SAN FRANCISCO (Reuters) – Parties inside a four-year-old legal challenge to California's emissions trading program will check out court in Sacramento having a business group arguing the billions this software collected depends upon an "illegal tax" on businesses.
California's cap-and-trade program sets a comprehensive limit on greenhouse gas emissions (GHGs) and only hands out or sells a declining range of state-issued permits, which large manufacturers and oil refineries need to submit annually.
The lawsuit by business group CalChamber argues which the state legislature never authorized the California Air Resources Board (ARB) to get revenue with the program when it passed AB 32, its landmark java prices law.
Revenue with the program funds clean energy programs, especially poorer communities, so enabling finance the state's ambitious high speed rail project.

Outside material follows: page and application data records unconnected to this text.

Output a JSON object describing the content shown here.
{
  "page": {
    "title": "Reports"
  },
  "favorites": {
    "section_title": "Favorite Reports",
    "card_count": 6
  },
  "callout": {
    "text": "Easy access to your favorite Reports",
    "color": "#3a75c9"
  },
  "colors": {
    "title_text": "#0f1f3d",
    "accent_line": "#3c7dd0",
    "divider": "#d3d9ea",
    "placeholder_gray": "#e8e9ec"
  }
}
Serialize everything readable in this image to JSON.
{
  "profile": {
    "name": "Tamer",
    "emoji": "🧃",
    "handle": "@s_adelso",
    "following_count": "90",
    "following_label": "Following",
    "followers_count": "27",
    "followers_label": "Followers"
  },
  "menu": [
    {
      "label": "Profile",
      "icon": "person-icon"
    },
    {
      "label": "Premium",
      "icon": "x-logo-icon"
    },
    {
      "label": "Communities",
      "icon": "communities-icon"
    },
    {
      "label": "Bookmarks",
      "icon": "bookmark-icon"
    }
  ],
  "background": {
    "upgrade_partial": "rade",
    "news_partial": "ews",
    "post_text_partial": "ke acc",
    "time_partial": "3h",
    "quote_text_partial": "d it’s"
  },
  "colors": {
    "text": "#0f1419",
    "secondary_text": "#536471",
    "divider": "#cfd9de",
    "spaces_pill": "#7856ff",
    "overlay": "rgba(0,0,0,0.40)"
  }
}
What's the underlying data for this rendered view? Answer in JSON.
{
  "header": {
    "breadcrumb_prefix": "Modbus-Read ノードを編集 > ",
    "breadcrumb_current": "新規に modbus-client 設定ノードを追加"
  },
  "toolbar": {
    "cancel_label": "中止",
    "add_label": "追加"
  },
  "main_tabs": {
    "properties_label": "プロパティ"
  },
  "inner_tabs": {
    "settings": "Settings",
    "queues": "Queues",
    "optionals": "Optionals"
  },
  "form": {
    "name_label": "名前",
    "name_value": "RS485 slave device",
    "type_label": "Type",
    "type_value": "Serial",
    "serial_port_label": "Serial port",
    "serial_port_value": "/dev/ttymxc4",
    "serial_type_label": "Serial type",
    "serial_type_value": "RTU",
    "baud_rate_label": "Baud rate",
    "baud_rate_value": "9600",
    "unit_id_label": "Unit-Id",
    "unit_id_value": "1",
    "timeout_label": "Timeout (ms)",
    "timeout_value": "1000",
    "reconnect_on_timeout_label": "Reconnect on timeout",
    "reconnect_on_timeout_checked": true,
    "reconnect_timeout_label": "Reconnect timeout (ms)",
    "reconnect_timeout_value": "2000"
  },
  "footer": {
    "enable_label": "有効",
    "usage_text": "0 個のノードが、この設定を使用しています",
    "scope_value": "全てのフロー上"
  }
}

"The lawsuit doesn’t challenge any one of the provisions of AB 32, including cap-and-trade authority, nor the merits of climate change science," said Denise Davis on the CalChamber.
It just argues which the state lacks the straight to sell permits and generate revenue, she said.
The ARB prevailed in Sacramento Superior Court in 2019 after successfully arguing rrt had been given broad authority to develop an opportunity in order to reach emissions targets, like sale of permits.
CalChamber's appeal of that ruling has kept the matter alive, casting a shadow across the emissions trading market, who has at times a break down lack of participation on account of uncertainty over its future.
Despite the state's earlier victory, your third Appellate District Court's request recently for supplemental information indicates they’re having a close look, experts said.
"The Court is to take its full examination of the legal issues in this situation very seriously," said Allison Smith, that has written on the case and is someone with Stoel Rives LLP, which isn’t mixed up in case.
The three-judge panel is expected to render a conclusion within Ninety days.